## Task data
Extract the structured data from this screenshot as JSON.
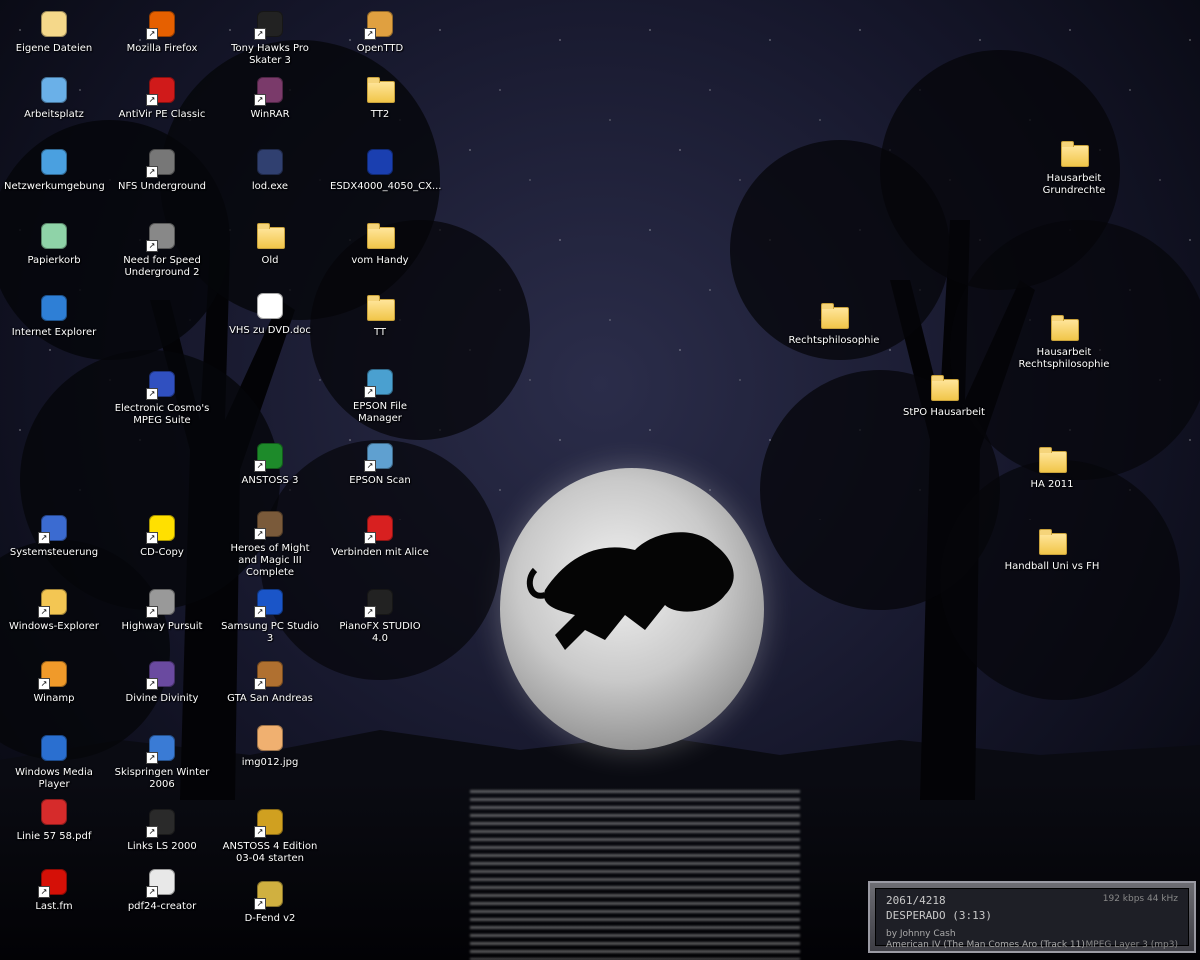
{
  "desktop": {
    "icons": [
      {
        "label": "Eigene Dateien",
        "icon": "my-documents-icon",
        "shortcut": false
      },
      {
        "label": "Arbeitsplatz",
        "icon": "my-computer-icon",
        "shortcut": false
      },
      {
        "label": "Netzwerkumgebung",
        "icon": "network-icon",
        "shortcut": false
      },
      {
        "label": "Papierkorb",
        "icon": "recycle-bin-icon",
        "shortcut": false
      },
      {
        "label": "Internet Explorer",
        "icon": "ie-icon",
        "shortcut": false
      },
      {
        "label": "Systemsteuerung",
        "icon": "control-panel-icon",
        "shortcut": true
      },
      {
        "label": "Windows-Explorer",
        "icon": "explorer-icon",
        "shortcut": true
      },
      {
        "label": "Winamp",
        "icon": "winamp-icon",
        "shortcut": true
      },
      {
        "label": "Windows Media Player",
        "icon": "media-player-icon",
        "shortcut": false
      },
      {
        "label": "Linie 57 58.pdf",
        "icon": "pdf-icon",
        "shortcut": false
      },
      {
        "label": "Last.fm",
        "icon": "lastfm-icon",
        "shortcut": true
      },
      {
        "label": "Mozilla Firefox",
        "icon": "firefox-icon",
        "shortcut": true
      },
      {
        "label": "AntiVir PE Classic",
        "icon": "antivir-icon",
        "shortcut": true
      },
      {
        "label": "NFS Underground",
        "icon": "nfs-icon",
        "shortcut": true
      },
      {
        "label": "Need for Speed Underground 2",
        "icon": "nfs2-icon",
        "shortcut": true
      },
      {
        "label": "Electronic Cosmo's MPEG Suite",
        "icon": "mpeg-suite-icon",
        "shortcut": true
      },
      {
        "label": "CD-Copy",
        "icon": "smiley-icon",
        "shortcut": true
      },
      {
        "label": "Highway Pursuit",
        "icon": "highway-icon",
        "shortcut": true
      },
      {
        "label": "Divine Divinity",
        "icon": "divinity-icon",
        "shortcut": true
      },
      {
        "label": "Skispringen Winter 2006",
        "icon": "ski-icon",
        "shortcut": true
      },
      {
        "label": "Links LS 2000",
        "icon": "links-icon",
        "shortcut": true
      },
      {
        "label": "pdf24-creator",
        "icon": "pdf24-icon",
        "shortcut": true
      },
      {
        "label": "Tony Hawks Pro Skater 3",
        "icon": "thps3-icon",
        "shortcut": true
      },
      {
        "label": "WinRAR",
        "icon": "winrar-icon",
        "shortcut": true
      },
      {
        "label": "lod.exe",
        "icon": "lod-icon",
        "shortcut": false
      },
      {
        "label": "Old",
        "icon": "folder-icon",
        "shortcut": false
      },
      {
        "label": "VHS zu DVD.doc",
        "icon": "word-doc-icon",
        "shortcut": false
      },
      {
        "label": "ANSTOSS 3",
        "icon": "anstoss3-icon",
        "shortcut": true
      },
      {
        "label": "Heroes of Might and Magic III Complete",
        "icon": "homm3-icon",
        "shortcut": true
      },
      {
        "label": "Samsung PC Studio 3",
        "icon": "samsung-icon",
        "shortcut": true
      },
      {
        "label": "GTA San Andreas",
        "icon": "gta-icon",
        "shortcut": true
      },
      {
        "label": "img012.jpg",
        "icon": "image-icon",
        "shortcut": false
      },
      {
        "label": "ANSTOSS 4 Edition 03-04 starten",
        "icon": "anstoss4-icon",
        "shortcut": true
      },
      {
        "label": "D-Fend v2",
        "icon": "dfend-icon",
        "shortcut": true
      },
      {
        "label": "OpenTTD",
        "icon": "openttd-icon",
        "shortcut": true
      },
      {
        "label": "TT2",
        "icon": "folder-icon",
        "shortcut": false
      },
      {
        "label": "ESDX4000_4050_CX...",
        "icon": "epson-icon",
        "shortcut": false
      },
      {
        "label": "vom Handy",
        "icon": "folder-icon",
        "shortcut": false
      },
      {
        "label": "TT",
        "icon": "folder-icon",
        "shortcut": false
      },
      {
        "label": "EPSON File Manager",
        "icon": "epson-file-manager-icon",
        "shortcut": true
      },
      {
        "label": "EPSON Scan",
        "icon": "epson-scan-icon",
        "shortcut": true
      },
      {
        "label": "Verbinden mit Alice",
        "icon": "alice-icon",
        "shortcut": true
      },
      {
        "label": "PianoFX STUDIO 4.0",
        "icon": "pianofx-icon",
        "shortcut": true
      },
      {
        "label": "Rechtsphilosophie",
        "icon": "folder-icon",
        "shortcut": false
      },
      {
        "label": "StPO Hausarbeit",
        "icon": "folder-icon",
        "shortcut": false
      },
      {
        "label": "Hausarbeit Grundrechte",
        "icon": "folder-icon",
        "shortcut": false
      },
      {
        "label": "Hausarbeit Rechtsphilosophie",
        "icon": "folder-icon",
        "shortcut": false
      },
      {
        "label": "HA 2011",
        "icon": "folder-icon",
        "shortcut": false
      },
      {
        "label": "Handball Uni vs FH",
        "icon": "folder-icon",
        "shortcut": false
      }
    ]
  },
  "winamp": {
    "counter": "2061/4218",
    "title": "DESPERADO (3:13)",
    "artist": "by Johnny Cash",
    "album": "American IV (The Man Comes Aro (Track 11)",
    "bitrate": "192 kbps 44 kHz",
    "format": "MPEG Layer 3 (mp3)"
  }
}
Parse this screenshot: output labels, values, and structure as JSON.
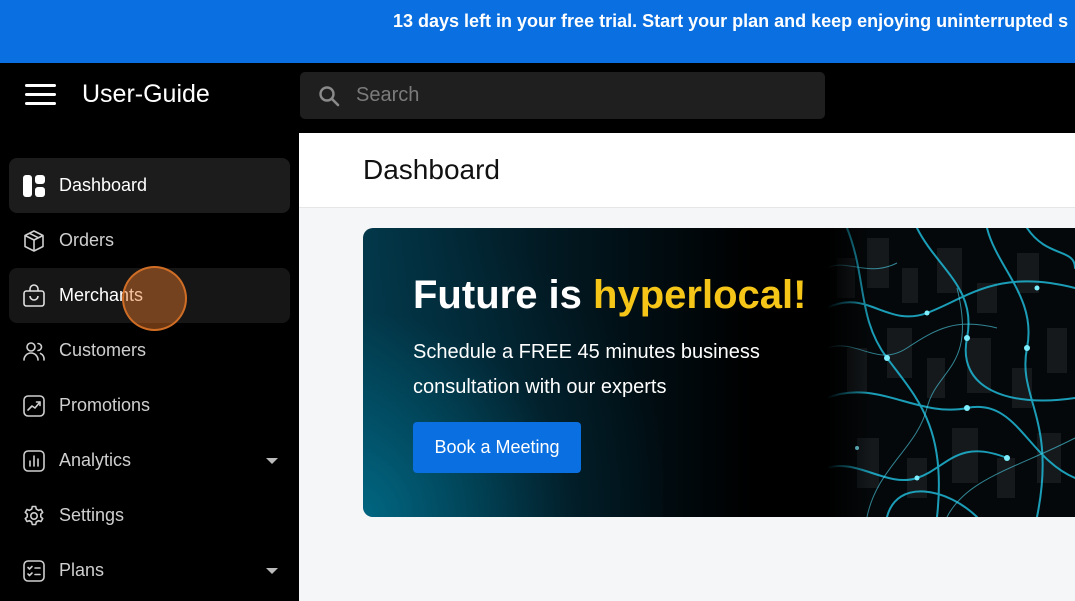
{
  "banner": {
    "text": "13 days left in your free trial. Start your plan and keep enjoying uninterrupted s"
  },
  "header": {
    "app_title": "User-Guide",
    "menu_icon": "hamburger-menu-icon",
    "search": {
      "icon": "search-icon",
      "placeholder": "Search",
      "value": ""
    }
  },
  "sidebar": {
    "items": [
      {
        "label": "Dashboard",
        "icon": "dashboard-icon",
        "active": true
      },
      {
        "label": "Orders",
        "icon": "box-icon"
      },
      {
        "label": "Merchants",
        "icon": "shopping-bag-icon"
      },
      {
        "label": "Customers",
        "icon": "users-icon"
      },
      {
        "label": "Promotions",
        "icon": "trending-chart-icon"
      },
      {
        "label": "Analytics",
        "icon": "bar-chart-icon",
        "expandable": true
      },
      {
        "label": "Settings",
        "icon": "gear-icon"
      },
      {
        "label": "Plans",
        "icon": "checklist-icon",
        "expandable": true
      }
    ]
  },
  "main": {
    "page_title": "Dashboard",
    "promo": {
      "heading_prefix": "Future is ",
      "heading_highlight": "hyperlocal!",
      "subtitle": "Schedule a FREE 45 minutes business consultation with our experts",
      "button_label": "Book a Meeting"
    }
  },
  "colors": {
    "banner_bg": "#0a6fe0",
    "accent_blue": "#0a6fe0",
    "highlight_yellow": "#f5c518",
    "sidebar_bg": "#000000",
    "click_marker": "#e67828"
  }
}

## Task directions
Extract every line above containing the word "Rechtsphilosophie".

## Response for this exercise
        "label": "Rechtsphilosophie",
        "label": "Hausarbeit Rechtsphilosophie",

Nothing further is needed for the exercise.